Ensure you shop around for the best deal. Also bear in mind that your employer may offer a subsidised private healthcare scheme.

As well as sorting your UK healthcare arrangements, you’ll want to cancel any private health insurance you have in Australia.

One consideration, however, is that if you still have an income in Australia, the Medicare levy surcharge will apply if your income exceeds the relevant threshold.

7. Consider property purchase in the UK

The current historically low interest rates in the UK mean that it’s often cheaper to buy a property than it is to rent.

If you haven’t already done so, it therefore makes a lot of financial sense to take out a mortgage and buy your own house or flat.

There is also a healthy “buy-to-let” market in the UK. So, even if you already have a property of your own, you might want to consider another property as an investment. Not only could this provide you will an appreciating asset, but you could also see a regular monthly profit after costs have been considered.

Bear in mind, however, that there are tax implications on buy-to-let property, so we would strongly recommend you get professional advice before committing.

Along the same lines, we’d also recommend specialist advice when you decide to return to Australia and are looking to sell your main residence.

8. Look after any property you have back in Australia

If you aren’t already doing so, we would recommend that you use a reputable letting agent if you’re either already renting an Australian property out or are planning to do so.

It’ll give you the reassurance of knowing that you’ve got someone keeping an eye on the property and inspecting it regularly.

You can also ensure that any repairs are carried out promptly and any issues with tenants are dealt with effectively.

By doing this, not only are you looking after a key financial asset but, if and when you go back to Australia, you’ll have a maintained property waiting for you, with only a small outstanding mortgage – if any at all.

Get in touch
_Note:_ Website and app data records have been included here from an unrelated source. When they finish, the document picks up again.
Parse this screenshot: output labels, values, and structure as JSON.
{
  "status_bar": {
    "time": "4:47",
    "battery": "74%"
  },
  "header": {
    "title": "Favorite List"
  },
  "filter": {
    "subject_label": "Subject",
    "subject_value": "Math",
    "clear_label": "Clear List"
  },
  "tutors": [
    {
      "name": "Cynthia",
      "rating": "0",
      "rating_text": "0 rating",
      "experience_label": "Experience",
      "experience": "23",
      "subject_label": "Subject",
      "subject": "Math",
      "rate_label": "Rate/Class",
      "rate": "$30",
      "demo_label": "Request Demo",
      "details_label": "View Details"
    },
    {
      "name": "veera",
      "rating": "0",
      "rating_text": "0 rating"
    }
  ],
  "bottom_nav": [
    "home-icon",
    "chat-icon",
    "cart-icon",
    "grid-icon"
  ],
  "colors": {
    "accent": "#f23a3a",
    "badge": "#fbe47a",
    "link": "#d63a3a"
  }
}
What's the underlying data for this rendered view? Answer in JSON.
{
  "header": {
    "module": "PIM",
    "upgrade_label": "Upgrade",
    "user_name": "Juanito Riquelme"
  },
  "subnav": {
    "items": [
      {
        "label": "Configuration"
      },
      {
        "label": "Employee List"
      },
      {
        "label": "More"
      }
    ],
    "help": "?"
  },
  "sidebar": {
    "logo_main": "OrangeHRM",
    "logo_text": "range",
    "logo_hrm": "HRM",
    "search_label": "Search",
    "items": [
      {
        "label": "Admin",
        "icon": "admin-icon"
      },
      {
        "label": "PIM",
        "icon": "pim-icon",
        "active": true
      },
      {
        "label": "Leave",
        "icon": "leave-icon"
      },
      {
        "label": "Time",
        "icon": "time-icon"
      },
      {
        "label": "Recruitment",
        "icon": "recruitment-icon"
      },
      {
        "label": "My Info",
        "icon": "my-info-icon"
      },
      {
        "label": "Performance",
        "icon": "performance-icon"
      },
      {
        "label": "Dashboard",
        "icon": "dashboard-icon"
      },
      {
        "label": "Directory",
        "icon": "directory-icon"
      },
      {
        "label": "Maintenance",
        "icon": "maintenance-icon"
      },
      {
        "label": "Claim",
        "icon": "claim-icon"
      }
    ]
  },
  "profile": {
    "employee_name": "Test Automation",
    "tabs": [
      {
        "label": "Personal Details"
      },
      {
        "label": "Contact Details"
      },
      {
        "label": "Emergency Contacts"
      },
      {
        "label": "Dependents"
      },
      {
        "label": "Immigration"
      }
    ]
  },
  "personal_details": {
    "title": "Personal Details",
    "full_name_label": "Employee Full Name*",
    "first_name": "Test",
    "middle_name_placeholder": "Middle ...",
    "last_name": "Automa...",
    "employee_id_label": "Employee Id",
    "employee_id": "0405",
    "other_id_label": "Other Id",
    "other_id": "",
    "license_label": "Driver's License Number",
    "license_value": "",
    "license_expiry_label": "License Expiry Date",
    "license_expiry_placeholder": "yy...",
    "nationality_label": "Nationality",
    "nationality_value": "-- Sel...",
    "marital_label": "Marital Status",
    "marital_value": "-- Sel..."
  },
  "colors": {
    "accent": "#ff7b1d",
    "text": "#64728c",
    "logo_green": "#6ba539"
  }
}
As a cross-border financial planning firm with offices in both the UK and Australia, we’re uniquely placed to help you with your financial arrangements.

Get in touch to find out how we can help.